June 17, 2004


Or, how Hank Marvin led to Lee Perry (Attention, Paul Meme)


Chris Cutler, File Under Popular: Theoretical and Critical Writings on Music:

'The Shadows exemplified and perfected a form which was to have a far more profound effect on British Rock Music than the song form - this was the Instrumental. ...

In the Instrumental, ... it was, crucially, less the melody than the sound that mattered most. Each tune could have its own 'voice', using stopped or damped strings, echo, the termolo arm, tone filters, different pick-ups, different plectra, electric techniques for making quiet sounds very loud, and so on. For a long time the Instrumental was the field of discovery, and of most amateur group work; the instruments after all had to 'speak for themselves' - and their voices had to be discovered. It had the excitement of a Terra Nova.

Instrumental groups sprouted out of every classroom. The instruments were still easy, the form much more exciting and uncharted than Skiffle, and it was fun. And everybody complained about the noise you made rehearsing and horrible and cacophonous the music was - and if you were lucky you could get to play a wedding or a youth club or a hospital dance.

I have dwelt on this because it seems to me that it laid the foundation of so much to come that was uniquely British. After all, it was the beginning, it was where amongst young people in Britain, there emerged a generation of musicians of a new type. And it has always been glossed by pop historians and 'experts' as a mere tribituary. The internal dynamic was different. In Britain, it was here, in the Instrumental that the hegemony of the electric guitar was established as the voice of Rock music, here that many of the new forms appropriate to electric instruments were mapped, and here that the music was carried deep into non-black and non-American styles by excited, untrained, autodidact teenagers.'

Posted by mark at June 17, 2004 12:04 AM | TrackBack

cutler's general tone always gets up my nose and he's shakier on pop history than he thinks he is but on this specific point he's right i think: there were US precursors but the whole point wz that the UK (as a whole) was quite isolated from US pop at exactly the moment it (ie the UK bedroom underground which "became" the 60s) was in such ferment

GUITAR historians (and guitarists) *always* give marvin his due... but it's true that they are a despised breed

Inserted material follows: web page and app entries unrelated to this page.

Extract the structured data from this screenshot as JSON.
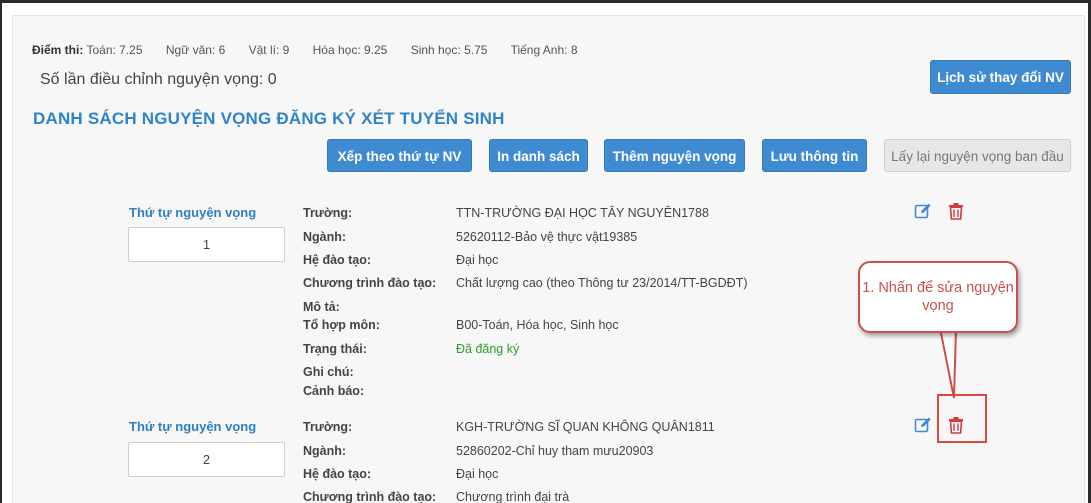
{
  "scores": {
    "label": "Điểm thi:",
    "items": [
      "Toán: 7.25",
      "Ngữ văn: 6",
      "Vật lí: 9",
      "Hóa học: 9.25",
      "Sinh học: 5.75",
      "Tiếng Anh: 8"
    ]
  },
  "adjust_text": "Số lần điều chỉnh nguyện vọng: 0",
  "history_button": "Lịch sử thay đổi NV",
  "list_title": "DANH SÁCH NGUYỆN VỌNG ĐĂNG KÝ XÉT TUYỂN SINH",
  "toolbar": {
    "sort": "Xếp theo thứ tự NV",
    "print": "In danh sách",
    "add": "Thêm nguyện vọng",
    "save": "Lưu thông tin",
    "restore": "Lấy lại nguyện vọng ban đầu"
  },
  "field_labels": {
    "order": "Thứ tự nguyện vọng",
    "school": "Trường:",
    "major": "Ngành:",
    "level": "Hệ đào tạo:",
    "program": "Chương trình đào tạo:",
    "desc": "Mô tả:",
    "combo": "Tổ hợp môn:",
    "status": "Trạng thái:",
    "note": "Ghi chú:",
    "warning": "Cảnh báo:"
  },
  "wishes": [
    {
      "order": "1",
      "school": "TTN-TRƯỜNG ĐẠI HỌC TÂY NGUYÊN1788",
      "major": "52620112-Bảo vệ thực vật19385",
      "level": "Đại học",
      "program": "Chất lượng cao (theo Thông tư 23/2014/TT-BGDĐT)",
      "combo": "B00-Toán, Hóa học, Sinh học",
      "status": "Đã đăng ký"
    },
    {
      "order": "2",
      "school": "KGH-TRƯỜNG SĨ QUAN KHÔNG QUÂN1811",
      "major": "52860202-Chỉ huy tham mưu20903",
      "level": "Đại học",
      "program": "Chương trình đại trà"
    }
  ],
  "callout_text": "1. Nhấn để sửa nguyện vọng",
  "icons": {
    "edit": "edit-icon",
    "delete": "trash-icon"
  },
  "colors": {
    "primary": "#3f8bd1",
    "title": "#2f84c9",
    "status_ok": "#2d9a2d",
    "delete": "#d63a3a",
    "annotation": "#c9504c"
  }
}
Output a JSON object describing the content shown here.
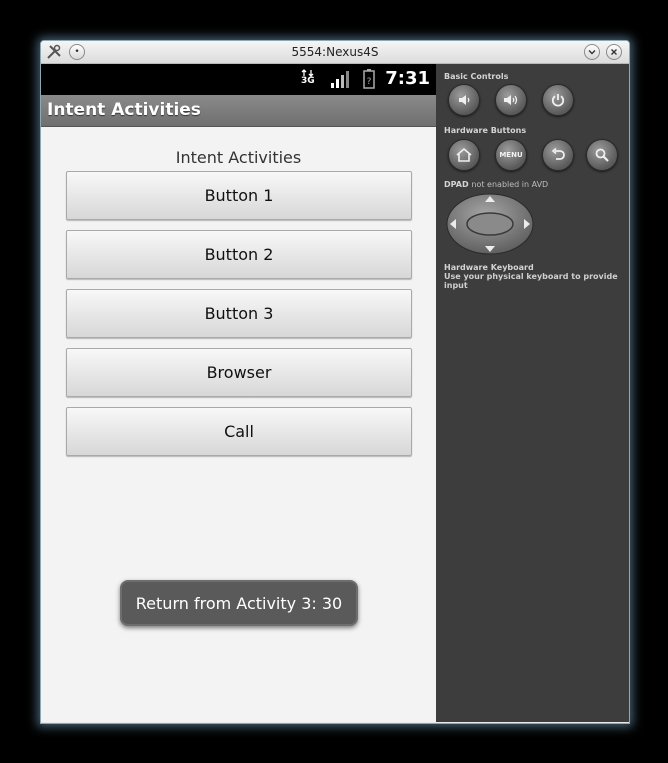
{
  "window": {
    "title": "5554:Nexus4S"
  },
  "status_bar": {
    "network": "3G",
    "time": "7:31"
  },
  "app": {
    "title": "Intent Activities",
    "content_title": "Intent Activities",
    "buttons": [
      {
        "label": "Button 1"
      },
      {
        "label": "Button 2"
      },
      {
        "label": "Button 3"
      },
      {
        "label": "Browser"
      },
      {
        "label": "Call"
      }
    ],
    "toast": "Return from Activity 3: 30"
  },
  "controls": {
    "basic_label": "Basic Controls",
    "hardware_label": "Hardware Buttons",
    "menu_label": "MENU",
    "dpad_title": "DPAD",
    "dpad_note": "not enabled in AVD",
    "keyboard_title": "Hardware Keyboard",
    "keyboard_note": "Use your physical keyboard to provide input"
  }
}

Posted by: mark s at June 17, 2004 01:31 AM

You're going to use the words "texture not timbre" next -- I can feel it. Or, maybe, "instruMENTALIST" -- the Shadows as hidden forebears of the 'ardkore continuum.

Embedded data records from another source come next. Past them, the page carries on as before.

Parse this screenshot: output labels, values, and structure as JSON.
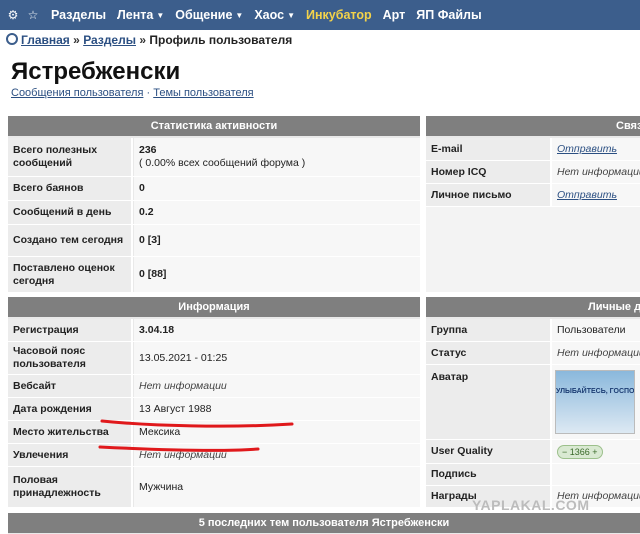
{
  "topbar": {
    "items": [
      {
        "label": "Разделы",
        "caret": ""
      },
      {
        "label": "Лента",
        "caret": "▼"
      },
      {
        "label": "Общение",
        "caret": "▼"
      },
      {
        "label": "Хаос",
        "caret": "▼"
      },
      {
        "label": "Инкубатор",
        "caret": ""
      },
      {
        "label": "Арт",
        "caret": ""
      },
      {
        "label": "ЯП Файлы",
        "caret": ""
      }
    ]
  },
  "breadcrumb": {
    "home": "Главная",
    "sep": "»",
    "sections": "Разделы",
    "current": "Профиль пользователя"
  },
  "profile": {
    "name": "Ястребженски"
  },
  "sublinks": {
    "posts": "Сообщения пользователя",
    "dot": "·",
    "topics": "Темы пользователя"
  },
  "stats": {
    "header": "Статистика активности",
    "rows": [
      {
        "label": "Всего полезных сообщений",
        "value": "236",
        "sub": "( 0.00% всех сообщений форума )"
      },
      {
        "label": "Всего баянов",
        "value": "0"
      },
      {
        "label": "Сообщений в день",
        "value": "0.2"
      },
      {
        "label": "Создано тем сегодня",
        "value": "0 [3]"
      },
      {
        "label": "Поставлено оценок сегодня",
        "value": "0 [88]"
      }
    ]
  },
  "contact": {
    "header": "Связь",
    "rows": [
      {
        "label": "E-mail",
        "value": "Отправить"
      },
      {
        "label": "Номер ICQ",
        "value": "Нет информации"
      },
      {
        "label": "Личное письмо",
        "value": "Отправить"
      }
    ]
  },
  "info": {
    "header": "Информация",
    "rows": [
      {
        "label": "Регистрация",
        "value": "3.04.18"
      },
      {
        "label": "Часовой пояс пользователя",
        "value": "13.05.2021 - 01:25"
      },
      {
        "label": "Вебсайт",
        "value": "Нет информации"
      },
      {
        "label": "Дата рождения",
        "value": "13 Август 1988"
      },
      {
        "label": "Место жительства",
        "value": "Мексика"
      },
      {
        "label": "Увлечения",
        "value": "Нет информации"
      },
      {
        "label": "Половая принадлежность",
        "value": "Мужчина"
      }
    ]
  },
  "personal": {
    "header": "Личные данные",
    "rows": [
      {
        "label": "Группа",
        "value": "Пользователи"
      },
      {
        "label": "Статус",
        "value": "Нет информации"
      },
      {
        "label": "Аватар",
        "value": "УЛЫБАЙТЕСЬ, ГОСПОДА, УЛЫБАЙТЕСЬ"
      },
      {
        "label": "User Quality",
        "value": "1366"
      },
      {
        "label": "Подпись",
        "value": ""
      },
      {
        "label": "Награды",
        "value": "Нет информации"
      }
    ]
  },
  "last_topics": {
    "header": "5 последних тем пользователя Ястребженски"
  },
  "watermark": "YAPLAKAL.COM",
  "colors": {
    "topbar": "#3c5e8c",
    "accent_yellow": "#f3d24a",
    "panel_header": "#7f7f7f",
    "underline_mark": "#e0191c"
  }
}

Maybe there's something about the Shadows being avatars of evolution -- from Light Entertainment to Prog?

You've made a good point about excited Brit teens taking the black r'n'b ball and running with it (itself an interesing variation on the Clapton / Burdon / Jagger etc thesis) but.... hmmm... maybe you're going a bit far saying Britain "defined" the sound of rock geetars. Reckon the definition was done by Bo Diddley, Muddy Waters, Carl Perkins, Link Wray perhaps? Probably Joe Meek's a better candidate over here anyway.

Oh, and you haven't demonstrated the Lee Perry connection in anything other than general terms but I'd let that pass if I were you :-). Go the light entertainment / easy listening route -- more scope there, and it sits better with the Potter obsession.

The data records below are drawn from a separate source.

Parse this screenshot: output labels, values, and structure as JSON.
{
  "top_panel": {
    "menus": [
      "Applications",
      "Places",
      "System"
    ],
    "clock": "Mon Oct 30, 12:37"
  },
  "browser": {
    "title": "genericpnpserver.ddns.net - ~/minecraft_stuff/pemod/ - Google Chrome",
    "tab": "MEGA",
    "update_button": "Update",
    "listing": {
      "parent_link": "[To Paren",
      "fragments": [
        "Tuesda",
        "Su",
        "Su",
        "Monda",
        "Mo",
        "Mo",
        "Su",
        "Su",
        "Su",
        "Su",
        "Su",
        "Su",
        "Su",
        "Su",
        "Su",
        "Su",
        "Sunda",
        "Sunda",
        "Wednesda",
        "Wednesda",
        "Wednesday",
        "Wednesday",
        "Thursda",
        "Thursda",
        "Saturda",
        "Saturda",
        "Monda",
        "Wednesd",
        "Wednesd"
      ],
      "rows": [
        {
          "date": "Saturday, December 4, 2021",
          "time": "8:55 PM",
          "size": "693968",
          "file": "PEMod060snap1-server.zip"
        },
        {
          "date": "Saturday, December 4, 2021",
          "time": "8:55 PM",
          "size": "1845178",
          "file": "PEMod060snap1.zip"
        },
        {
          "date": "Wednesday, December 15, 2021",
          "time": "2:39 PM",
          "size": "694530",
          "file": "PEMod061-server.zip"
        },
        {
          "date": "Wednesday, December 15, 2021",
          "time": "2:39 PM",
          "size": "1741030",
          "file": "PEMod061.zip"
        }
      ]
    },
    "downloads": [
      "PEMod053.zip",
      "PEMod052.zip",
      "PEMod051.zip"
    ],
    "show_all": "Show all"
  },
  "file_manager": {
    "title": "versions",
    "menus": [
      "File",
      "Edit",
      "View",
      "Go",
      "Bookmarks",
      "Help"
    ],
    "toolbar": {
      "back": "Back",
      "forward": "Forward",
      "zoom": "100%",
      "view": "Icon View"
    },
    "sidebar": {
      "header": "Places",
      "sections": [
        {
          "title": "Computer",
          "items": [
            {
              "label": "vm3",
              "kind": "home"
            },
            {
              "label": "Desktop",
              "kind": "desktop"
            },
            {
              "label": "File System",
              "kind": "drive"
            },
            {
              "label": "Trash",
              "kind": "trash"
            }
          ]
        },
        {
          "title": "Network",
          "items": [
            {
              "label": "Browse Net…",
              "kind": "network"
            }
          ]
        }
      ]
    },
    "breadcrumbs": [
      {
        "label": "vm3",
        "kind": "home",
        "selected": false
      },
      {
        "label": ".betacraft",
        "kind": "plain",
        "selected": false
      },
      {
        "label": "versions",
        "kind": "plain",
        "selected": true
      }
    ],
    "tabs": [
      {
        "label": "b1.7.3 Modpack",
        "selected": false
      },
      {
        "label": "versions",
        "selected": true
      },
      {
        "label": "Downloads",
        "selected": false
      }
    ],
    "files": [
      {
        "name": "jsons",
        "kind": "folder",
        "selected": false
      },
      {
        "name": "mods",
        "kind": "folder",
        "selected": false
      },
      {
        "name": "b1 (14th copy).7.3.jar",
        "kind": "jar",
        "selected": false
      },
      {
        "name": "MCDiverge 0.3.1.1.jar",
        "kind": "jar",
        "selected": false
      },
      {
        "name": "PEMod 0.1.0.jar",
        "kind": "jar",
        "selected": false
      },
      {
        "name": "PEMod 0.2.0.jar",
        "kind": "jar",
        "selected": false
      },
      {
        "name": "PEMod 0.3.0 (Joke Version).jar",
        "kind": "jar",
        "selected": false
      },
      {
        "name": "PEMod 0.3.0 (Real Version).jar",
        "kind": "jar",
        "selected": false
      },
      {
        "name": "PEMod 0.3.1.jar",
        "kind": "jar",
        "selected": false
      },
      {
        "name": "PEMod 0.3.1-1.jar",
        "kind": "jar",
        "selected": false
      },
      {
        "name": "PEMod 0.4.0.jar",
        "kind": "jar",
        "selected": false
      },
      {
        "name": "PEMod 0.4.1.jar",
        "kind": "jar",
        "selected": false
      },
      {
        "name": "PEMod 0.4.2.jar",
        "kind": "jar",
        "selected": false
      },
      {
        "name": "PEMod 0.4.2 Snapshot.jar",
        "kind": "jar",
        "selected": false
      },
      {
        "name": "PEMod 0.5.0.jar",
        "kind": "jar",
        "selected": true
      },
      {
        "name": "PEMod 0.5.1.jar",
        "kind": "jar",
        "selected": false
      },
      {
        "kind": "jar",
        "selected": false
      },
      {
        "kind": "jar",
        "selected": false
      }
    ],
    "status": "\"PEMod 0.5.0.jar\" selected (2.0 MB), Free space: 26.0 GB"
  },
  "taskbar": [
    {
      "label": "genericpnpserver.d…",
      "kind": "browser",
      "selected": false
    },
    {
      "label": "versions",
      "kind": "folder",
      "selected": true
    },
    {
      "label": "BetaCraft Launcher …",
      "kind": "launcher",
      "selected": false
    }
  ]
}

Posted by: paul "Essex boy" meme at June 17, 2004 02:20 PM

Good post, and I think it's instructive to compare with what happened in Africa with the introduction of the electric guitar in the early 70s. It was the tone that mattered, and the best groups had the best sounding guitars, and the emphasis was generally on a clean tone. Even if there was a chorus, it was still pretty clean sounding. It inclined the groups towards long instrumental passages, with long sustain and fluid notes ("listen to the sustain on that! Listen, don't touch!" they're almost saying). Those guys played with such a light touch you can hardly heard the fingering, just the tone. A similar sort of guitar worship to the Shadows.

Posted by: Derek Walmsley at June 17, 2004 03:51 PM

meaning to check em out for YEARS...perhaps this will finally be the impetus i need, to hear what you lot are going on about for myself

Posted by: Rob at June 17, 2004 07:11 PM

Trunk Funk?

the reverb unit used in King Tubby's studio was a customized Fisher reverb. In the 1960sThe Fisher Corp. sold a tube driven reverb called Fisher K-10 "Spacexpander". It seems these were quite popular at the time in radio studios but also for car radios (".. spring reverb from the 60s often found in the trunk of 57 Chevys hooked up to the car radio. It made a great sound when you drove over railroad tracks.")

...from the dub scrolls

Posted by: Peter M at June 21, 2004 01:10 AM